→ Task prompt
Your task is to filter the entries and copy every line containing the string "with".

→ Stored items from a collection
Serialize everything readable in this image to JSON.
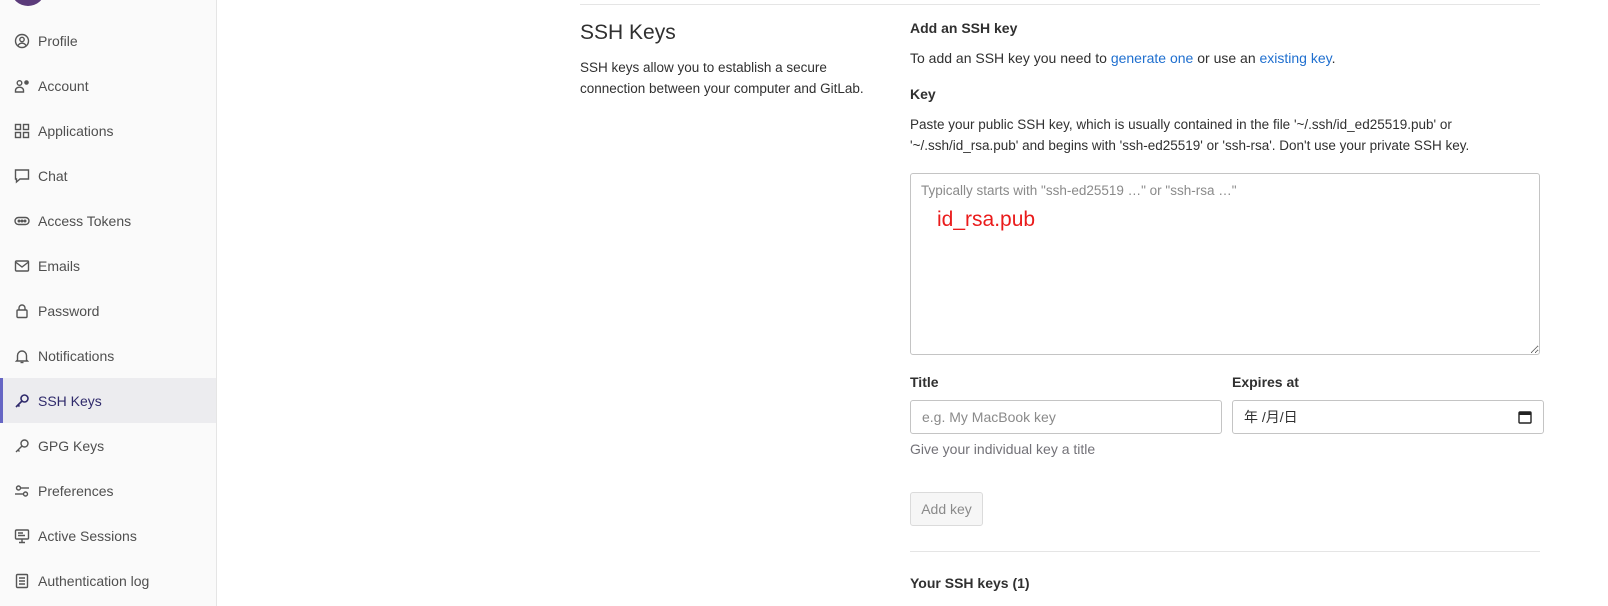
{
  "sidebar": {
    "items": [
      {
        "label": "Profile",
        "icon": "profile-icon"
      },
      {
        "label": "Account",
        "icon": "account-icon"
      },
      {
        "label": "Applications",
        "icon": "applications-icon"
      },
      {
        "label": "Chat",
        "icon": "chat-icon"
      },
      {
        "label": "Access Tokens",
        "icon": "token-icon"
      },
      {
        "label": "Emails",
        "icon": "mail-icon"
      },
      {
        "label": "Password",
        "icon": "lock-icon"
      },
      {
        "label": "Notifications",
        "icon": "bell-icon"
      },
      {
        "label": "SSH Keys",
        "icon": "key-icon",
        "active": true
      },
      {
        "label": "GPG Keys",
        "icon": "key-icon"
      },
      {
        "label": "Preferences",
        "icon": "preferences-icon"
      },
      {
        "label": "Active Sessions",
        "icon": "monitor-icon"
      },
      {
        "label": "Authentication log",
        "icon": "log-icon"
      }
    ]
  },
  "section": {
    "title": "SSH Keys",
    "description": "SSH keys allow you to establish a secure connection between your computer and GitLab."
  },
  "form": {
    "add_heading": "Add an SSH key",
    "add_text_before": "To add an SSH key you need to ",
    "generate_link": "generate one",
    "add_text_middle": " or use an ",
    "existing_link": "existing key",
    "add_text_after": ".",
    "key_label": "Key",
    "key_help": "Paste your public SSH key, which is usually contained in the file '~/.ssh/id_ed25519.pub' or '~/.ssh/id_rsa.pub' and begins with 'ssh-ed25519' or 'ssh-rsa'. Don't use your private SSH key.",
    "key_placeholder": "Typically starts with \"ssh-ed25519 …\" or \"ssh-rsa …\"",
    "key_value": "",
    "annotation": "id_rsa.pub",
    "title_label": "Title",
    "title_placeholder": "e.g. My MacBook key",
    "title_value": "",
    "title_help": "Give your individual key a title",
    "expires_label": "Expires at",
    "expires_value": "年 /月/日",
    "add_button": "Add key",
    "your_keys_heading": "Your SSH keys (1)"
  },
  "colors": {
    "link": "#1f6fcf",
    "annotation": "#ea1b1b",
    "active_bar": "#6666c4"
  }
}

→ Result of this task
    "key_help": "Paste your public SSH key, which is usually contained in the file '~/.ssh/id_ed25519.pub' or '~/.ssh/id_rsa.pub' and begins with 'ssh-ed25519' or 'ssh-rsa'. Don't use your private SSH key.",
    "key_placeholder": "Typically starts with \"ssh-ed25519 …\" or \"ssh-rsa …\"",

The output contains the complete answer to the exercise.